The flow-directed pulmonary artery catheter (ie, Swan-Ganz catheter) permits the clinician to measure pressures and sample blood from the right atrium, right ventricle, and pulmonary artery [1,2]. It can also estimate the left atrial pressure by measuring the pulmonary artery wedge pressure (also called the pulmonary capillary wedge pressure or pulmonary artery occlusion pressure). This involves inflating a balloon at the tip of the catheter, allowing the balloon to occlude a branch of the pulmonary artery, and then measuring the pressure during occlusion.
Pulmonary artery catheterization can be used for a variety of clinical purposes. It can differentiate among the types of shock, identify etiologies of respiratory and cardiac failure, and diagnose and manage a range of conditions in critically ill patients (table 1). In addition, inspection of the pressure waveforms can detect cardiac tamponade, cardiac constriction, restrictive cardiomyopathy, mitral valvular regurgitation, tricuspid valvular regurgitation, intracardiac shunts (eg, atrial or ventricular septal defects), mechanical events related to the atria and ventricles, and intravascular volume status.
The interpretation of pulmonary artery catheter pressure tracings is described here. The effect of invasive hemodynamic monitoring on clinical outcomes is discussed separately, as are the insertion technique, indications, and complications. (See "Insertion of pulmonary artery catheters" and "Pulmonary artery catheterization: Indications and complications".)
ZEROING AND REFERENCING

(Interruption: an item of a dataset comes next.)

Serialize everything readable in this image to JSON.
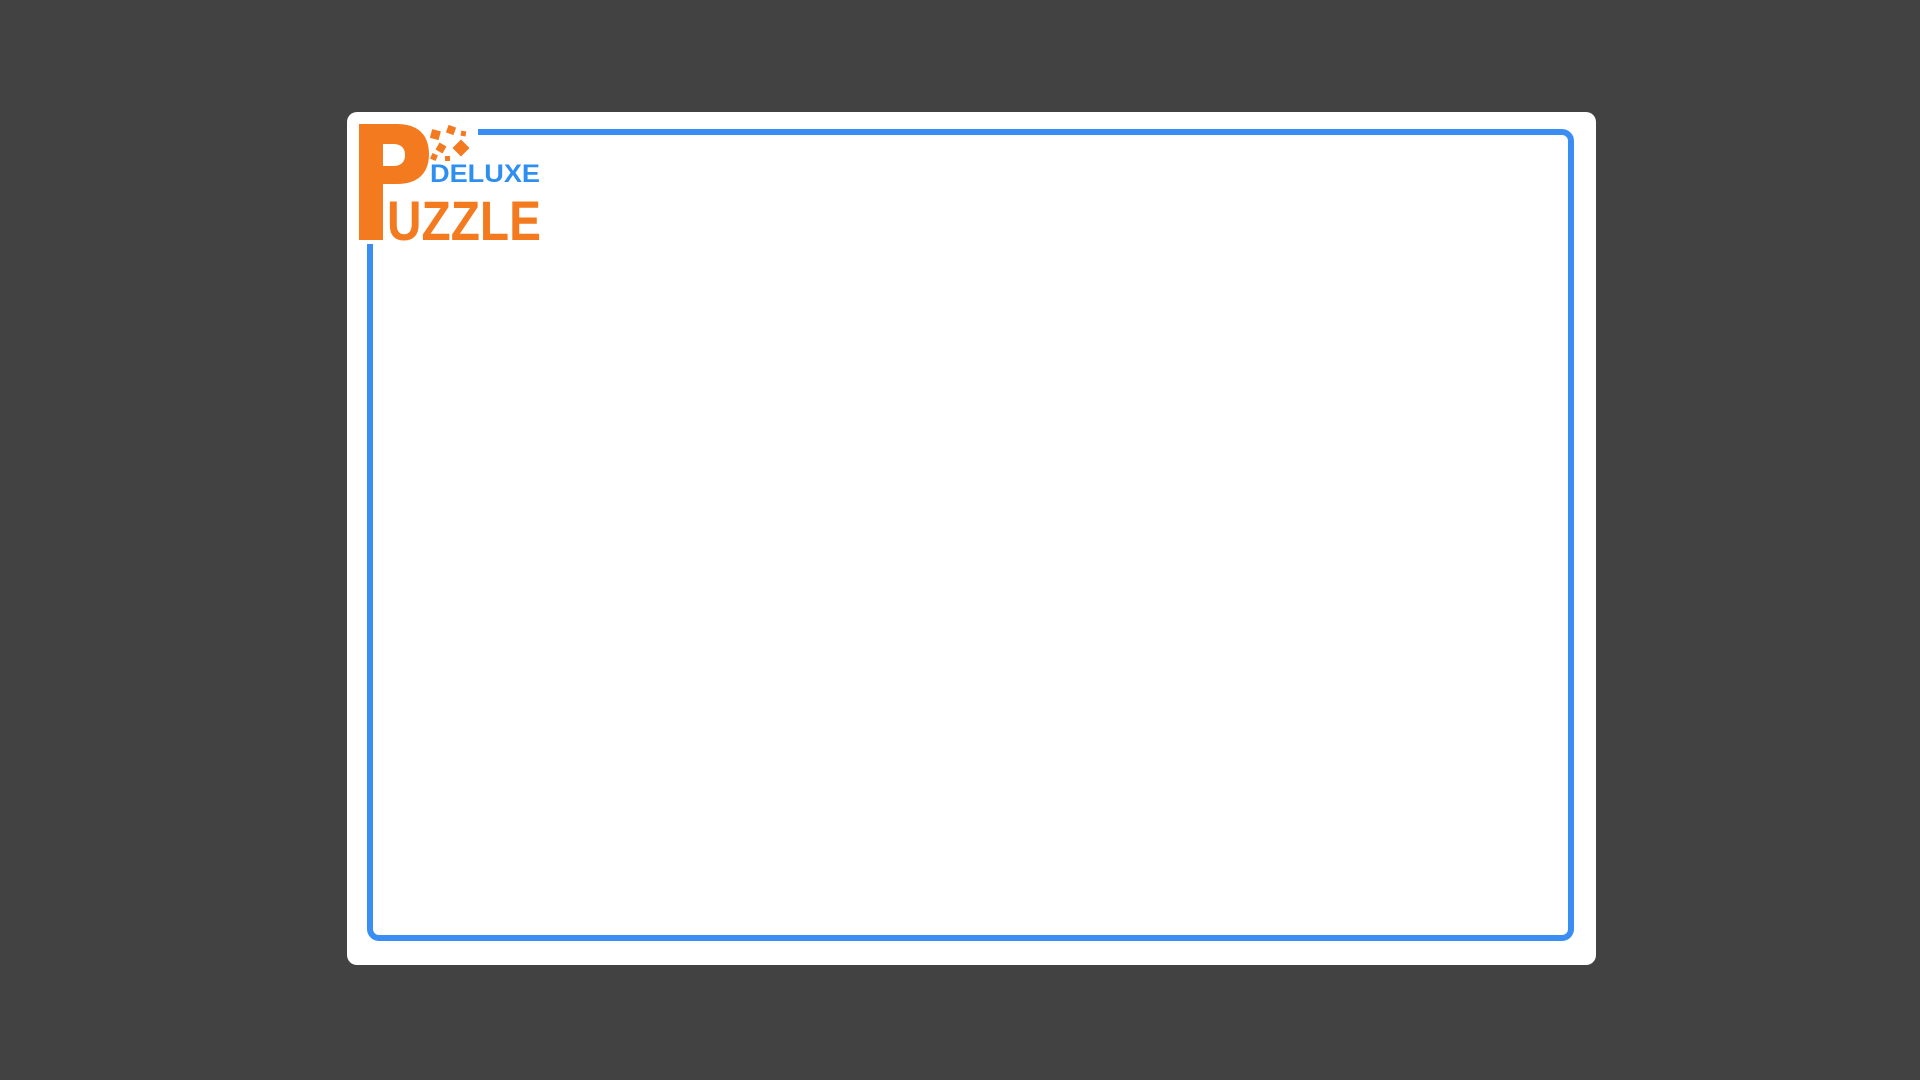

The pulmonary artery catheter must be appropriately zeroed and referenced to obtain accurate diagnostic information. Zeroing and referencing are done in one step, but they represent two separate processes:

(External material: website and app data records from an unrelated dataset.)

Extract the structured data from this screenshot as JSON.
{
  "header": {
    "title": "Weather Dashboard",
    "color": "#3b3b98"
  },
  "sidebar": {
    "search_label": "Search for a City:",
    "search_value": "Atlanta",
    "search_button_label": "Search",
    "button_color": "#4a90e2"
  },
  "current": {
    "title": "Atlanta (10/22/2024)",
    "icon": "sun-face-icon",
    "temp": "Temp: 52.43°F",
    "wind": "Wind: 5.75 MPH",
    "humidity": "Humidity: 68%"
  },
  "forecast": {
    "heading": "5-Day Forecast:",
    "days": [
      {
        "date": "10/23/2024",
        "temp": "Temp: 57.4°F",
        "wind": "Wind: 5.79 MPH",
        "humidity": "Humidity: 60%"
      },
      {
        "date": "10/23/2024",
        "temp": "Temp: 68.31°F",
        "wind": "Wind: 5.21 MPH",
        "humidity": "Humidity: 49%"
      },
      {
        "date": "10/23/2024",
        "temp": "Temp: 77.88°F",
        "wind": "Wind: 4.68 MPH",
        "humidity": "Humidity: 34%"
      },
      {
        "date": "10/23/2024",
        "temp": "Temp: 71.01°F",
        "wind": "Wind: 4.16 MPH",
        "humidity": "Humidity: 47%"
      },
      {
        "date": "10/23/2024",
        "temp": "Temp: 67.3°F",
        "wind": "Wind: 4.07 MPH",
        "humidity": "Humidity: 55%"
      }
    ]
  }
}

- Zeroing involves opening the system to the air to establish atmospheric pressure as zero.
- Referencing (or leveling) is accomplished by placing the air-fluid interface of the catheter or transducer at a specific point to negate the effects of the weight of the catheter tubing and fluid column . This point is usually the intersection of a frontal plane passing midway between the anterior and posterior surface of the chest and a transverse plane lying at the junction of the 4th intercostal space and the sternal margin (figure 1). It is important to note that this "phlebostatic level" changes with differences in the position of the patient (figure 2) [3,4].